HelpSpot Price Nudge
A price nudge sounds better than an increase, no? I think so. In any event today I’m announcing a small price increase for HelpSpot. The short of it is that HelpSpot is moving from $179 a user to $199 a user as of August 31st. This is about an 11% increase.
Important to note is that the support costs remain unchanged. So it’s still $49 per user per year for ongoing support.
There are a number of factors that went into making this decision. As always I thought it’d be nice to share, so in no particular order here’s some of my thinking:
1 – In September it will be 3 years (Wow!) since the first HelpSpot beta launched. The final release was in late October. During the past three years HelpSpot’s price has remained unchanged, while our competitors continued to increase their prices. Currently HelpSpot is less than half the price of many major competitors and many times less than others.
That said, HelpSpot does have a unique place I think in this market. It’s very accessible price wise and I didn’t want to put it out of reach for smaller companies, departments, and non-profits.
2 – Probably my favorite pricing article is Product Pricing Primer by Eric Sink. One of my favorite lines is “In fact, if nobody is complaining about your price, then it is probably too low.

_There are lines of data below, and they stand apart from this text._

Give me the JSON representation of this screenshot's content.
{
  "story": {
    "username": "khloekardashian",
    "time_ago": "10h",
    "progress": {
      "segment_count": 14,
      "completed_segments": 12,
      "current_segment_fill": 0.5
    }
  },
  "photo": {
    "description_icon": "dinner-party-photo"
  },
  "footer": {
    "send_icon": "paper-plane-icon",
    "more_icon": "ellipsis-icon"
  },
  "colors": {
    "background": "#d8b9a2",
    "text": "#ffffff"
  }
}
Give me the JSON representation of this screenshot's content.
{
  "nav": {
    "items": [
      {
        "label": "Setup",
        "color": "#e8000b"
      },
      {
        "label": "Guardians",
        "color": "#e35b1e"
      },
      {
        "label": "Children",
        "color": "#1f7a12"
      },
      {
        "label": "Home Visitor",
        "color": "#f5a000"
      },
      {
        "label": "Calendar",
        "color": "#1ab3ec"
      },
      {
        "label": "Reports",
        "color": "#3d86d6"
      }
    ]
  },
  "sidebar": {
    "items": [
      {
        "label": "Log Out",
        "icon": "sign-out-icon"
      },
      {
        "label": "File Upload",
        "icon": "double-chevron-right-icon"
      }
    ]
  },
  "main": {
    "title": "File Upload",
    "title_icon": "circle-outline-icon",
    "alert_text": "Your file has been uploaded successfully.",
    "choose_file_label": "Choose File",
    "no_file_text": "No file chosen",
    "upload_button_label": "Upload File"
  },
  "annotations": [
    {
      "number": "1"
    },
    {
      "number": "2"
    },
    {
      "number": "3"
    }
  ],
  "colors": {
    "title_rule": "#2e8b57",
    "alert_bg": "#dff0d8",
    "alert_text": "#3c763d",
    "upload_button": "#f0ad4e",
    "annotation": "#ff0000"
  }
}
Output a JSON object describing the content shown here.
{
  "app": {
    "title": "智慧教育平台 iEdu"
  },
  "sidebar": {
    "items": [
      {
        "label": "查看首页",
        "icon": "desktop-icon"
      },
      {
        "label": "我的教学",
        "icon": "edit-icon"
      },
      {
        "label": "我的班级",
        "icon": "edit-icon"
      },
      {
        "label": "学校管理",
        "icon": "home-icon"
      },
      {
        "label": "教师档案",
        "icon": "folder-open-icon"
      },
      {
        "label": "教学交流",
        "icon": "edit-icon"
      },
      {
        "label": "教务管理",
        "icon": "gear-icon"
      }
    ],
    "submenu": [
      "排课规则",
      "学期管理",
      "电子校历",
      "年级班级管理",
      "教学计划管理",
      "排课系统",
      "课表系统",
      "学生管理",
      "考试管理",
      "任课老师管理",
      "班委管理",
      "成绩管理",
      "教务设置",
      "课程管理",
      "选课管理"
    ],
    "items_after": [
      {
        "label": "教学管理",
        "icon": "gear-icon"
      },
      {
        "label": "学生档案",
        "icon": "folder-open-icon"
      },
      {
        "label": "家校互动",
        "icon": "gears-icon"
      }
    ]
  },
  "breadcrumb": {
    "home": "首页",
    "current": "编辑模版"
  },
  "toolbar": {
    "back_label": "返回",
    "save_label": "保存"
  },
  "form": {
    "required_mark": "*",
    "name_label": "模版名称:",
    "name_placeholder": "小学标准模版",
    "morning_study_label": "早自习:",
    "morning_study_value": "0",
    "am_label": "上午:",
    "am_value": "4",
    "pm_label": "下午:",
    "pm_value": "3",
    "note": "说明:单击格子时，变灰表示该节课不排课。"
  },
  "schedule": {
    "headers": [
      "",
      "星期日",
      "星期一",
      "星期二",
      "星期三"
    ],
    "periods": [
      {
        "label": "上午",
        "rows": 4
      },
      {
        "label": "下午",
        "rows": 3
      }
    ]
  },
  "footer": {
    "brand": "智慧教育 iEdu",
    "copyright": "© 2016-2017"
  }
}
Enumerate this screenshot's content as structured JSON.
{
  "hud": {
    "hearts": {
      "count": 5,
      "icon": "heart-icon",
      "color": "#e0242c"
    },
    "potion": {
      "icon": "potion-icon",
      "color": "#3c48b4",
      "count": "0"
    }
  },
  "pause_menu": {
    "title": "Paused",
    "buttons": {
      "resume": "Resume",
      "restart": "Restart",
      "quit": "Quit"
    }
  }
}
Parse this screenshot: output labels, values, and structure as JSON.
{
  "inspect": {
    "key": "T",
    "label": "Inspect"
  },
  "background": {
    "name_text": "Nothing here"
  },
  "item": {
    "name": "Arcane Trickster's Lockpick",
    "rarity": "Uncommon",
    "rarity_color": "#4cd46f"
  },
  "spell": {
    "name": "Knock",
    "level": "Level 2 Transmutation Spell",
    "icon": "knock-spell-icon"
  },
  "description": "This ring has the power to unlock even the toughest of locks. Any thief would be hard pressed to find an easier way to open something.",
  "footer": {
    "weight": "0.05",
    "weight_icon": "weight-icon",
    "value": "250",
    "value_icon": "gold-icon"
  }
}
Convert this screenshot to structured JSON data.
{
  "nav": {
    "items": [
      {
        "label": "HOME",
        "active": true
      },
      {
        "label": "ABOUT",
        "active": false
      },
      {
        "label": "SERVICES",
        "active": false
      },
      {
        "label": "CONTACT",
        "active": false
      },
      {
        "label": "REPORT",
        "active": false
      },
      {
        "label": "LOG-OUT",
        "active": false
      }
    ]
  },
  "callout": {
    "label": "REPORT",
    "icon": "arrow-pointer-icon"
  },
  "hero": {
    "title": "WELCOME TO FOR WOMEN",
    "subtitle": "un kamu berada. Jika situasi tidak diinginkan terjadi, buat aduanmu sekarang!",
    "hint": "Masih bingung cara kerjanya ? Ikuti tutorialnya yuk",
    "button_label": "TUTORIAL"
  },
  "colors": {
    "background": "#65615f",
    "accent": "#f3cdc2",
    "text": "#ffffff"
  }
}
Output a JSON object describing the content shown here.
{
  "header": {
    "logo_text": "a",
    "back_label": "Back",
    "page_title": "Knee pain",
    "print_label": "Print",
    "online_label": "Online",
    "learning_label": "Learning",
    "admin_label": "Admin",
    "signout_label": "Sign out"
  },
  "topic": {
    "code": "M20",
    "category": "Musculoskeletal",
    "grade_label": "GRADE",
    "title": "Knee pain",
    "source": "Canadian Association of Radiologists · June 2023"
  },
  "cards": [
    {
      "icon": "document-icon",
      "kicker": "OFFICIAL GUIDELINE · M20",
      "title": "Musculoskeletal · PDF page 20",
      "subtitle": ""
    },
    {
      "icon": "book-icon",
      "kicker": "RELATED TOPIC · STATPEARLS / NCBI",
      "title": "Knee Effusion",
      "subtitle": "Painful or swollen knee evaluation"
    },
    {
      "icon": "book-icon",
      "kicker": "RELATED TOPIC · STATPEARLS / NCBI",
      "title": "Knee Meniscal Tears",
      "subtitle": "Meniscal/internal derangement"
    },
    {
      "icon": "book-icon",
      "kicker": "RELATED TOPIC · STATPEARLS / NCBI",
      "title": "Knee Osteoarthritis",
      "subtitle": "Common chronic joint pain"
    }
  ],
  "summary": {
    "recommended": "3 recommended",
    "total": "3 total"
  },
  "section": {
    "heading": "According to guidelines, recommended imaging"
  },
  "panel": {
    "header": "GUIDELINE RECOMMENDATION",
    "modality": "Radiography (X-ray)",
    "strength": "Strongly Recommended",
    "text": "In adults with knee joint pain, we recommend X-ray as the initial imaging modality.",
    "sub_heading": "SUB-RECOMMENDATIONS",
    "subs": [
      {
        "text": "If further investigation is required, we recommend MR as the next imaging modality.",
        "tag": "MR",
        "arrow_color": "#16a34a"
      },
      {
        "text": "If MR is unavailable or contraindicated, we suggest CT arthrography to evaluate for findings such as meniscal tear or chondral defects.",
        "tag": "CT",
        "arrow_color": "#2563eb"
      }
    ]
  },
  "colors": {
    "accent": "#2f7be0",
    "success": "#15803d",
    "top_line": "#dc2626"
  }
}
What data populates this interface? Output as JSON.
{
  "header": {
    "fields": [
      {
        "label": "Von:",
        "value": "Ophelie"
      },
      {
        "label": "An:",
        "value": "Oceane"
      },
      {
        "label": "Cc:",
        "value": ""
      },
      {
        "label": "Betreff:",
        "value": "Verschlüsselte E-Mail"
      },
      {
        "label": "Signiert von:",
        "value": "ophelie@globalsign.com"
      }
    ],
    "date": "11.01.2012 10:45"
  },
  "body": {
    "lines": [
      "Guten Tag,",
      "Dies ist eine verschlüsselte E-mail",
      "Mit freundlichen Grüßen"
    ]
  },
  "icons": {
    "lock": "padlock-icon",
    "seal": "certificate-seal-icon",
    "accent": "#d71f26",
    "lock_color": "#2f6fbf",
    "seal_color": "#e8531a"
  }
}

The trick is to tune your pricing until the volume of the whining is just right.”. For the past year or so we pretty much get no feedback on the price being too high and a great deal of “Wow, you’re giving this away, I’d pay $350/user”. Now, I’m not going to jump to charging $350/user, but I think Eric has a great observation here and it’s been a big consideration as to the timing of the increase.
3 – As with most businesses increased growth leads to increased costs. So far I’ve done a pretty good job of keeping those costs down, but I think over the next year we’ll be taking on some new costs and this increase is going to help offset those.
4 – One thing I don’t want to lose is the perception of HelpSpot as a high quality product (which it is). A products price unfortunately does have an impact on that perception. As with most companies I’m trying to find the right balance and I certainly don’t want to fall down into the “cheap” bin. This one is a little more fuzzy I know, but it just felt like time to nudge up a bit.
5 – A price increase helps to bring our support cost percentage inline with customer expectations. Many customers like to see maintenance costs at 20-25% of the license costs. I personally find this a little unfortunate for us as most companies are buying only support for that percentage and are not receiving major versions as part of it. So they’re paying that and then paying more license fees when the next major release comes out, where that’s not the case with our plan. In any event, this will be one positive side effect of the increase.
That’s pretty much all the hard facts. So much of pricing is just feel, so this is my first chance in three years at testing my feel. Given how conservative the increase is I don’t think they’ll be much controversy, it’s probably going to come down to deciding if I’ve left too much on the table. My initial reaction was to go for something like $229, but I’m very hesitant to move over $200 especially given the economy.
Time will tell and I’ll try and report back towards the end of the year when I’ll know a bit about how it’s worked out. If you’re interested you can see the new pricing for the various packs here: http://www.userscape.com/products/helpspot/pricing.php